◆ INSTRUCTIONS FOR THE TASK
Whenever the word "start" shows up in a line of the data, copy that line.

◆ SUPPLIED MATERIAL
----

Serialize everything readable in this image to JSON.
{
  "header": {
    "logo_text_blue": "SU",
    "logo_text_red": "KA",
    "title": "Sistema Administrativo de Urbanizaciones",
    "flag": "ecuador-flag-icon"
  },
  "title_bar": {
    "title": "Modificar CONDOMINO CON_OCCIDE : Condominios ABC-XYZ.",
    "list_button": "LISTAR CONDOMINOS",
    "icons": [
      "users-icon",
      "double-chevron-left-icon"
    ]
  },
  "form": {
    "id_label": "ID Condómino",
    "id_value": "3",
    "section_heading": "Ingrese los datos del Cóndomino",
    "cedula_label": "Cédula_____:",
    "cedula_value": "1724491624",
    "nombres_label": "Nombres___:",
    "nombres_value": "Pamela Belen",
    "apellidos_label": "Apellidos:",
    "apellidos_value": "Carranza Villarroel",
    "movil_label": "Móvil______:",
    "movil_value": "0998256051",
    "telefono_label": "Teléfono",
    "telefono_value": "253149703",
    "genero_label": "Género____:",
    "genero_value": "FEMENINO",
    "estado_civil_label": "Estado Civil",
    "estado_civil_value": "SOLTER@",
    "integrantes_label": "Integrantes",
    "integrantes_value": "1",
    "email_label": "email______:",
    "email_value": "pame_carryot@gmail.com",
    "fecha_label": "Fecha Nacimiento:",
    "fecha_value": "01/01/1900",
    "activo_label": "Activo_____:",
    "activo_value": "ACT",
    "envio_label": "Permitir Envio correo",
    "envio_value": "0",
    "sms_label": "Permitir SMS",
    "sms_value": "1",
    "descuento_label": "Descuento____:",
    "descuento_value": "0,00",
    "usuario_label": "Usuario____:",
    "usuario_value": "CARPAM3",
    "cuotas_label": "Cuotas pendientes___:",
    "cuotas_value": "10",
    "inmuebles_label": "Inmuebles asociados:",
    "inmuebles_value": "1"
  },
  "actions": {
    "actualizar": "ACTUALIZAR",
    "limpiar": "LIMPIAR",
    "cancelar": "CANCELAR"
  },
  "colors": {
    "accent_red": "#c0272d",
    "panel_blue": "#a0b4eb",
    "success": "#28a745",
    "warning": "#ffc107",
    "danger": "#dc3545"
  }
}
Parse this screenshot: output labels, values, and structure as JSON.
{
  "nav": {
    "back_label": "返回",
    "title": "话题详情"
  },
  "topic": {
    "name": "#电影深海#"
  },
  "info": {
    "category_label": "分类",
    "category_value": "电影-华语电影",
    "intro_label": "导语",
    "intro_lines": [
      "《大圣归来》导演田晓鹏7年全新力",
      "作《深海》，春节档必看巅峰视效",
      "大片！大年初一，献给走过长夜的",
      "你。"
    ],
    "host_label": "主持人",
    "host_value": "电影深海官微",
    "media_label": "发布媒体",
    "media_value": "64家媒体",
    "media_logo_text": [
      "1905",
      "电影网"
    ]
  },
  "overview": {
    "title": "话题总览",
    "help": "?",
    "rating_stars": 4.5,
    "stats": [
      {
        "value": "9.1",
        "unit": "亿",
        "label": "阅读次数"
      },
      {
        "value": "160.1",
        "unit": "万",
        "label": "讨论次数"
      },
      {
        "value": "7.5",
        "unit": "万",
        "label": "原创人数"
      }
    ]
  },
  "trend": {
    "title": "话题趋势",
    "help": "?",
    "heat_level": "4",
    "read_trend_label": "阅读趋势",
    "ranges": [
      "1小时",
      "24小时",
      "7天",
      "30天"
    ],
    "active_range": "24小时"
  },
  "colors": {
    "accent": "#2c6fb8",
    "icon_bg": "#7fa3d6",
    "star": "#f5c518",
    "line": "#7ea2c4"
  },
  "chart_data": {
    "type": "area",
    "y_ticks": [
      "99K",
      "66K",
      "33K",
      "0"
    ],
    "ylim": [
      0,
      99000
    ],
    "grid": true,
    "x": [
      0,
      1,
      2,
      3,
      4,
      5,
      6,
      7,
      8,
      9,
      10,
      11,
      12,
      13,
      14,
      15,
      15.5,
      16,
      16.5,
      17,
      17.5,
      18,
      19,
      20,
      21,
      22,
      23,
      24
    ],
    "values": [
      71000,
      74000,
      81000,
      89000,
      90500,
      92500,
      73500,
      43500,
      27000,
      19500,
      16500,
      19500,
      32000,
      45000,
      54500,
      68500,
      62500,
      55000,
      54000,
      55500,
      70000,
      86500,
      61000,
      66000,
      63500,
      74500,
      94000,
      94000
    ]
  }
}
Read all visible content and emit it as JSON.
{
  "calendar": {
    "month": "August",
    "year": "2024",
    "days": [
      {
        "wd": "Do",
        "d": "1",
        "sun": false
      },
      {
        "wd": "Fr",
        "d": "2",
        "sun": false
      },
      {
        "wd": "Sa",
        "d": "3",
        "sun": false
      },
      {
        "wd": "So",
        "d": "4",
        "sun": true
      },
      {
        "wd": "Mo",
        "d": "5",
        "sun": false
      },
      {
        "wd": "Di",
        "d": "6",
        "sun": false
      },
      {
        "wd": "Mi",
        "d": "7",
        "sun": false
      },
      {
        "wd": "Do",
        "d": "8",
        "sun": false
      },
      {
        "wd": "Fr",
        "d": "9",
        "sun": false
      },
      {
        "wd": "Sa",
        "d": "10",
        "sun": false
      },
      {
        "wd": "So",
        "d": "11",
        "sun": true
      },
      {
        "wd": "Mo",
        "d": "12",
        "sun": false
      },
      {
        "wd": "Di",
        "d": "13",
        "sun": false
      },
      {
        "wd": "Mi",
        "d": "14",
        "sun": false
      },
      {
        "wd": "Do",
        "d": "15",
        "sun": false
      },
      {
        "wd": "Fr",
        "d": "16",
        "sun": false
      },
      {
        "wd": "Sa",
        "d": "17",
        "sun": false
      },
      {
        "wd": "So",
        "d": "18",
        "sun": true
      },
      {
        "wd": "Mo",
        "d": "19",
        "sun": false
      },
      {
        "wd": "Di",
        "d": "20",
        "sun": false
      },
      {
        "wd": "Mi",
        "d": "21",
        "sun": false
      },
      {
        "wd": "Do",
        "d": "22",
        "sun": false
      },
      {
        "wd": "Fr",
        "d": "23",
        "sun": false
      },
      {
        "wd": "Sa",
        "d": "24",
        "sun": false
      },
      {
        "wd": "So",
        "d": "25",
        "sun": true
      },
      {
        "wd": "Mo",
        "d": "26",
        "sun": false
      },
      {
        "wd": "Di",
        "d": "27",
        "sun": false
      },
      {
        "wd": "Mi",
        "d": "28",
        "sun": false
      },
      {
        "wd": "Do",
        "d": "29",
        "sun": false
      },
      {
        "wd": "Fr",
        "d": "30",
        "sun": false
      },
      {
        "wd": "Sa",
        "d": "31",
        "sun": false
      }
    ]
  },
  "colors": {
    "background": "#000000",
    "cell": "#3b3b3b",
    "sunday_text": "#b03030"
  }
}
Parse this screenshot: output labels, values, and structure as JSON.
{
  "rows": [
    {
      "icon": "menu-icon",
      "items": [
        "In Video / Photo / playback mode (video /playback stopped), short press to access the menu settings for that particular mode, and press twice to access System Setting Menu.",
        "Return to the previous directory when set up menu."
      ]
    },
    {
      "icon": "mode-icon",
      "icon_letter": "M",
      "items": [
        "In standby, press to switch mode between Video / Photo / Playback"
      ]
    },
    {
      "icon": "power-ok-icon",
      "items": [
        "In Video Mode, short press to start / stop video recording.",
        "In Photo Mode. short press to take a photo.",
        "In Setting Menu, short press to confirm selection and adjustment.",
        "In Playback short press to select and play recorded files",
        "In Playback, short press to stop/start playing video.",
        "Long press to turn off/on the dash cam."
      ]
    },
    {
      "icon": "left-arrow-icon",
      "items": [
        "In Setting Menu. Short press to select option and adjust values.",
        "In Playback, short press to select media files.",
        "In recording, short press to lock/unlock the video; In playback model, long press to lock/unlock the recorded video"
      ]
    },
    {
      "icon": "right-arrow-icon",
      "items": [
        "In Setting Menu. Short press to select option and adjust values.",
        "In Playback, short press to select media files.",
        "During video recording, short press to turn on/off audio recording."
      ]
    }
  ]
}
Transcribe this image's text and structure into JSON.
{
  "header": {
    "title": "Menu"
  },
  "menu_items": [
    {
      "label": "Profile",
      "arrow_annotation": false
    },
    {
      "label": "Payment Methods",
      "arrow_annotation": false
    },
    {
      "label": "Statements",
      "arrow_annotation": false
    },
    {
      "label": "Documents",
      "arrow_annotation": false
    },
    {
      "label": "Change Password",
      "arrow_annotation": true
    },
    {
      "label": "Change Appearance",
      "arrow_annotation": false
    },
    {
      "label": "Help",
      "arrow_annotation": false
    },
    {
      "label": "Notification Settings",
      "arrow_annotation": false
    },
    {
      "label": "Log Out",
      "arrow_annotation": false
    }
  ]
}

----

◆ RESPONSE TO THE EXERCISE
        "In Video Mode, short press to start / stop video recording.",
        "In Playback, short press to stop/start playing video.",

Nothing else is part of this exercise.